This service dog is completely focused on his veteran's command and ignores the toy on the floor. At K9 Partners for Patriots, one of the training exercises used with every K9 teaches it to ignore distractions, especially items on the ground that could be very harmful to them. [ Provided ]
Published Jun. 19

At K9 Partners for Patriots, where veterans with PTSD, Traumatic Brain Injury (TBI) or Military Sexual Trauma (MST) learn how to train the K9 that becomes their own working service dog, they are also taught to address intrusive questions with a brief but sufficient response rather than a punch in the mouth.

On balance, sad to say, our veterans encounter too much meddling and not enough civility. So part of K9P4P’s 6-month program prepares veterans to expect unwanted comments and rudeness; and, teaches them responses that educate the public rather than escalate what could become a confrontation.

What’s your dog’s name? Can I pet your dog? Why can’t I pet your dog?

You look okay; what do you need a service dog for?

That little dog? What can it possibly do for you?

Gregg Laskoski
Gregg Laskoski [ Courtesy of Gregg Laskoski ]

Unfortunately, when veterans who need service dogs are out in public places, it is virtually inevitable that they will encounter thoughtlessness; even hostility from those who do not accept a concise rebuttal intended to open their eyes.

Too many people believe their curiosity trumps the veteran’s right to privacy. But what they fail to understand is that, without their service dog, many veterans with PTSD would find it difficult, if not impossible, to emerge from isolation and go to public places.

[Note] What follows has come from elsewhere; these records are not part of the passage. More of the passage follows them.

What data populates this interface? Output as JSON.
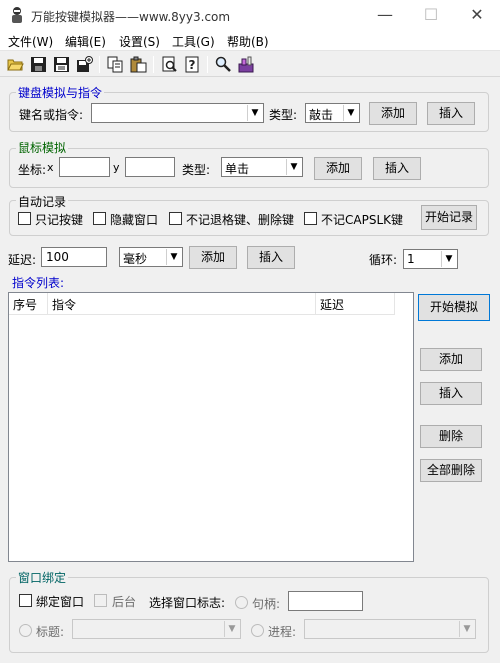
{
  "window": {
    "title": "万能按键模拟器——www.8yy3.com",
    "minimize_glyph": "—",
    "maximize_glyph": "☐",
    "close_glyph": "✕"
  },
  "menu": [
    "文件(W)",
    "编辑(E)",
    "设置(S)",
    "工具(G)",
    "帮助(B)"
  ],
  "toolbar_icons": [
    "open-folder-icon",
    "save-icon",
    "save-as-icon",
    "properties-icon",
    "copy-icon",
    "paste-icon",
    "print-preview-icon",
    "help-icon",
    "find-icon",
    "tools-icon"
  ],
  "keyboard": {
    "title": "键盘模拟与指令",
    "key_label": "键名或指令:",
    "key_value": "",
    "type_label": "类型:",
    "type_value": "敲击",
    "add": "添加",
    "insert": "插入"
  },
  "mouse": {
    "title": "鼠标模拟",
    "coord_label": "坐标:",
    "x_label": "x",
    "x_value": "",
    "y_label": "y",
    "y_value": "",
    "type_label": "类型:",
    "type_value": "单击",
    "add": "添加",
    "insert": "插入"
  },
  "auto_record": {
    "title": "自动记录",
    "options": [
      "只记按键",
      "隐藏窗口",
      "不记退格键、删除键",
      "不记CAPSLK键"
    ],
    "start": "开始记录"
  },
  "delay": {
    "label": "延迟:",
    "value": "100",
    "unit": "毫秒",
    "add": "添加",
    "insert": "插入",
    "loop_label": "循环:",
    "loop_value": "1"
  },
  "list": {
    "title": "指令列表:",
    "columns": [
      "序号",
      "指令",
      "延迟"
    ],
    "rows": []
  },
  "side_buttons": {
    "start_sim": "开始模拟",
    "add": "添加",
    "insert": "插入",
    "delete": "删除",
    "delete_all": "全部删除"
  },
  "bind": {
    "title": "窗口绑定",
    "bind_window": "绑定窗口",
    "background": "后台",
    "select_flag": "选择窗口标志:",
    "handle": "句柄:",
    "handle_value": "",
    "title_label": "标题:",
    "title_value": "",
    "process": "进程:",
    "process_value": ""
  },
  "colors": {
    "group_title_blue": "#0000cc",
    "group_title_green": "#006400",
    "focus_border": "#0078d7"
  }
}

PTSD pushes too many veterans to suicide. It creates stress and anxiety for which there is little escape. Nightmares and flashbacks are frequent and for many it’s the service dog they train that is able to mitigate such events, reducing both the severity and frequency. It is the bond with the service dog that profoundly impacts the quality of life for those with Post-Traumatic Stress Disorder (PTSD), Traumatic Brain Injury (TBI) or Military Sexual Trauma (MST).

When these K9s are wearing their service dog vest, they are working and should never be interfered with. If anyone calls the dog by name; tries to pet, or, feed the dog, that distracts it from its fundamental purpose; focusing and responding to the veteran to reduce anxiety and stress.

The public needs to know that no veteran has to justify himself or herself to you. No veteran has to tell you why they need a service dog. According to the Americans with Disabilities Act (ADA), a service dog is classified as “medical equipment” no different from a wheelchair or an oxygen tank. Understand that not all scars are visible. And contrary to popular belief, time does not heal all wounds.

When you see a veteran and service dog, honor them by respecting their space. Know that they’re a team, working together. Give them the dignity and privacy they deserve. God knows they’ve earned it.

Gregg Laskoski is the communications director for K9 Partners for Patriots, a Brooksville nonprofit serving veterans with PTSD. https://k9partnersforpatriots.com/.